So what better challenge for the company to step up to than matching clear and present desires for infrastructure growth to the availability of skills to deliver it?

Ethos’s most ambitious initiative yet, SkillsPlanner, is an innovative approach to solving skills shortages. SkillsPlanner is an internet platform that will allow stakeholders within the industry to share current and future skills supply and demand data, facilitating collaborative planning, training and brokerage to meet the industry’s requirements.

On the same day that George Osborne announced his re-inforced focus on the UK’s infrastructure, SkillsPlanner received final approval of £827k development funding from Innovate UK’s‘ Solving Urban Challenges with Data’ competition.

Ethos is collaborating with over 30 organisations on this initiative including core partners, the Association of Colleges, Camden Council, GoodPeople, Islington Council, Seme4, Tideway, Plymouth University, and Westminster Council.

Together with the ‘Linked Open Data’ technology leader and project partner Seme4, Ethos has launched a two-year £1.3m R&D project focussed on the London construction industry, which needs an estimated 180,000 new skilled entrants to deliver construction projects in the capital and the South East by 2019.

Key projects such as HS2, Tideway and Crossrail, planning authorities, main contractors, supply chains, training providers and industry bodies will share skills supply and demand data.

In simple terms this means that;

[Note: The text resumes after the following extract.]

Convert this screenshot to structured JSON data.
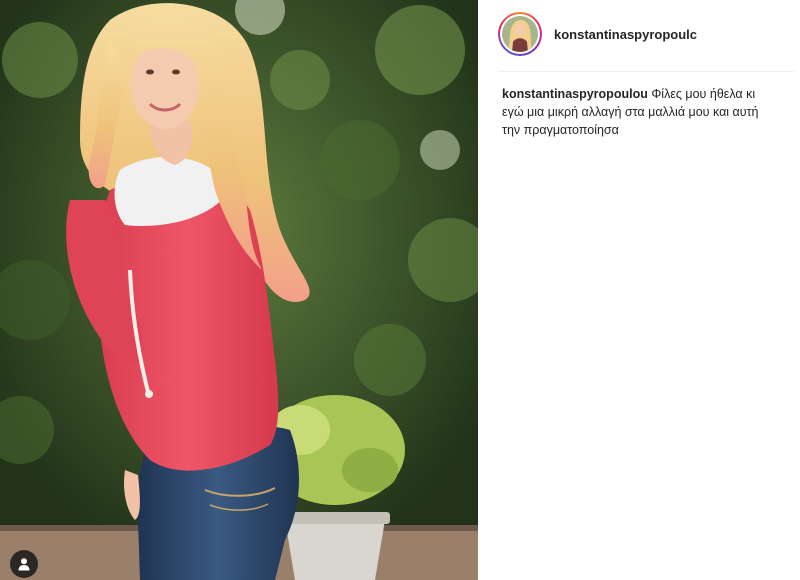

  • Skills and Training providers will be able to create demand-led courses and build capacity to know demand;
    • When asked for his comment, Martin Doel of the Association of Colleges said ‘Mastering data sources and being able to analyse this data in a timely manner will be essential for colleges to understand labour market needs and reconcile them with student demand,’
  • Construction companies will be able to benefit from more sustainable availability of local labour;
    • Louise Townsend, Sustainable Business Director at Morgan Sindall and Trudy Langton-Freeman, HR Business Partner at Costain, stated that ‘The skills shortage in the sector is rapidly becoming a serious impediment to the industry’s ability to deliver above and beyond what is expected of it. We must work together as an industry to define and predict the timely provision of these industry-critical skills.”
  • Local authorities will be able to collaborate on the design and delivery of local skills provision;
  • Local job brokerage initiatives will operate more efficiently and effectively.
    • Chris Dransfield of Crossrail sees great potential for SkillsPlanner to, ‘reduce brokerage costs and improve outcomes for all our stakeholders.’
    • There is even the opportunity to focus on future skills, so those needed for the far longer-term sustainability of the industry, as recognised by Alex MacLaren of BIM2050: ‘Highlighting the importance of understanding skills needs in the longer term, the collaborative premise of this new platform, harnessing available data to improve efficiency, awareness and reduce waste, is exactly the innovation we want to see in the future construction industry.’

I asked SkillsPlanner project director Rebecca Lovelace why she was so excited by this and she told us that ‘SkillsPlanner is an Ethos ‘perfect storm’. It demonstrates how a genuinely collaborative approach can create an economically viable solution to a complex urban challenge, resulting in a positive social outcome.’

With innovation like this happening alongside the Chancellor’s announced focus on the importance of the UK’s infrastructure and his appointment of Lord Adonis who has the energy and drive to see it through, maybe, just maybe this time it will work.

Let’s face it, to quote from George Osborne’s speech on the 5 Oct 2015, “Without big improvements to its transport and energy systems, Britain will grind to a halt”.

Let’s not let that happen for our children, families, friends and ourselves.